The permanent impact of antibiotics

– Nov. 5, 2018

Antibiotic use appears to have a permanent negative effect on the diversity of our gut bacteria. Even six months after a course of treatment with antibiotics, the intestinal tract still lacks a number of essential strains of gut bacteria.

Shotgun approach

For nearly a century, antibiotics have been used on a large scale to fight bacterial infections. Because it is often unclear which specific bacterial strain is causing the illness, treatment can include a cocktail of various types of antibiotics in a sort of ‘shotgun approach’. This cocktail kills not only the malicious bacteria, but also the many benign strains. The trillions of bacteria in our intestines – our so-called gut microbiota – influence our health in a variety of ways, including in relation to our immune system and digestion. Antibiotics can change the composition and functioning of the gut microbiota. Research indicates that a rich gut microbiota promotes health and helps to prevent chronic diseases. Low diversity is therefore a sign of various conditions, such as obesity, diabetes, asthma and chronic intestinal inflammation. 

Complete eradication

An international team of researchers from Denmark, China and Germany investigated the impact of antibiotics on the gut microbiota, with worrying results. Twelve healthy men were given a four-day course of treatment with three broad-spectrum, ‘last resort’ antibiotics. The cocktail of these three antibiotics was designed to simulate actual treatments in intensive care. The course wiped out nearly all of the gut bacteria. It then took six months before the bacteria returned to their original levels. After the six months, nine essential strains of bacteria were still missing, and several new and potentially undesirable bacterial strains had colonised the intestines.

Permanent impact

‘Our findings suggest that exposure to broad-spectrum antibiotics may dilute the diversity of the intestinal bacteria ecosystem. Antibiotics can be a blessing for maintaining human health, but they may only be used in cases with clear evidence that an infection has been caused by bacteria’, explains Professor Oluf Pedersen, one of the lead authors of the study. ‘In this case it’s good that we are able to regenerate our gut microbiota, since that is important for our general health. The problem, however, is that multiple exposures to antibiotics over one’s lifetime can lead to a permanent loss of helpful bacteria.

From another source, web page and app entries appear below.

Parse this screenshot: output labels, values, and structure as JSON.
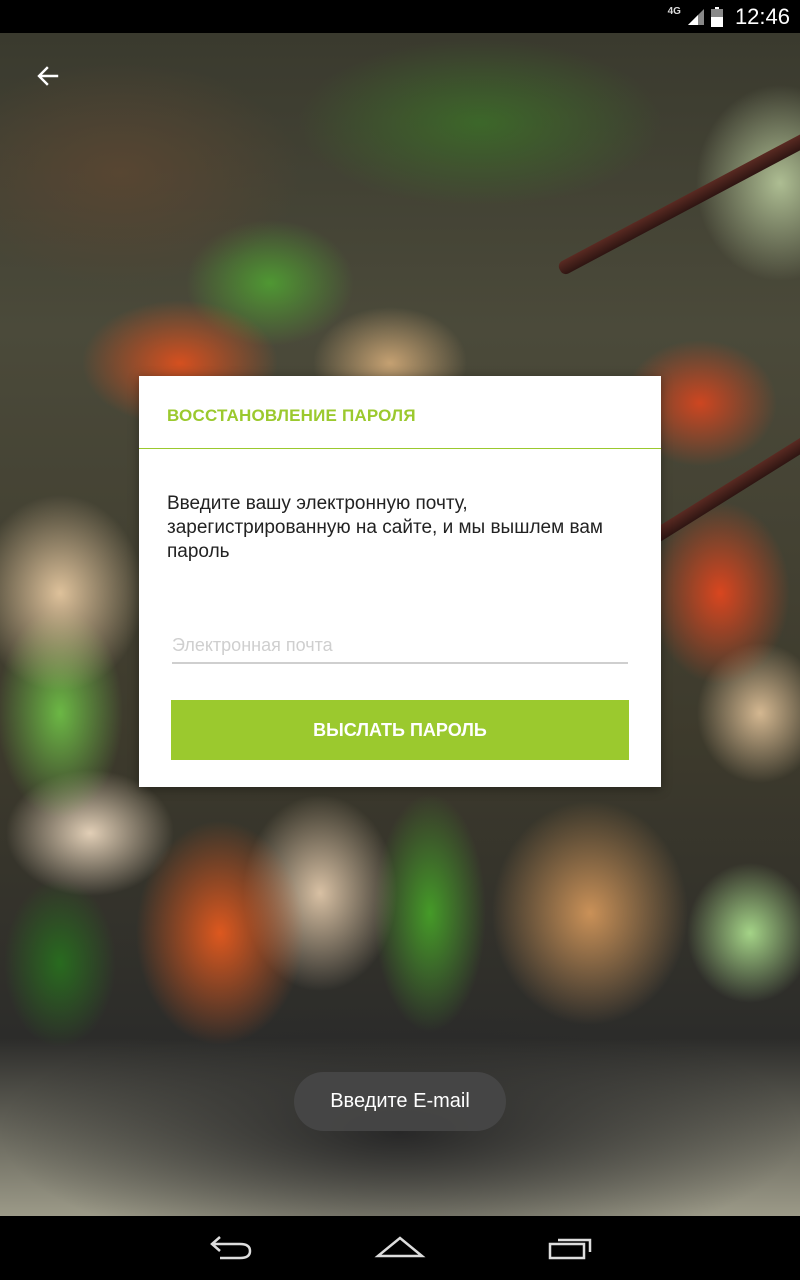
{
  "status_bar": {
    "network": "4G",
    "time": "12:46"
  },
  "dialog": {
    "title": "ВОССТАНОВЛЕНИЕ ПАРОЛЯ",
    "message": "Введите вашу электронную почту, зарегистрированную на сайте, и мы вышлем вам пароль",
    "email_placeholder": "Электронная почта",
    "email_value": "",
    "send_label": "ВЫСЛАТЬ ПАРОЛЬ"
  },
  "toast": {
    "text": "Введите E-mail"
  },
  "colors": {
    "accent": "#9bc92e",
    "toast_bg": "#464646"
  },
  "icons": {
    "back": "arrow-back-icon",
    "nav_back": "nav-back-icon",
    "nav_home": "nav-home-icon",
    "nav_recents": "nav-recents-icon"
  }
}
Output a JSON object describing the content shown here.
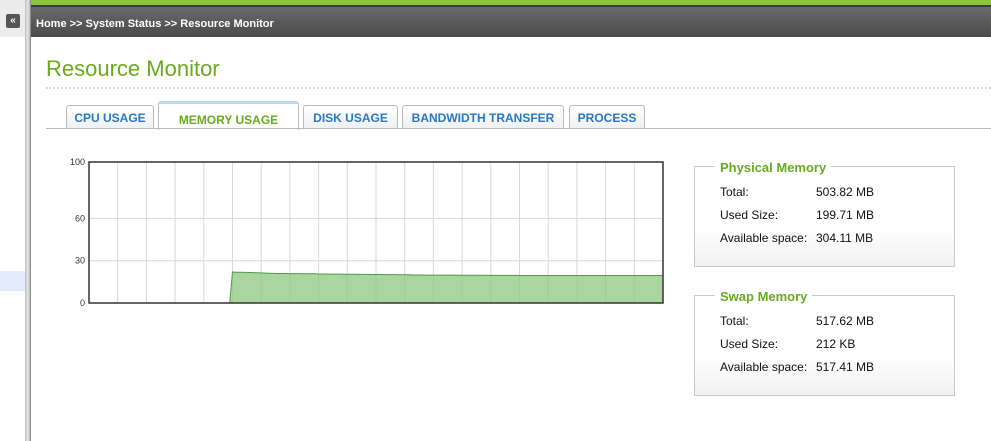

There is evidence that the Western population has a significantly lower gut bacteria diversity than native tribes in certain parts of Africa and the Amazon rainforest. One possible explanation for this is our widespread use of antibiotics.

Source:  Nature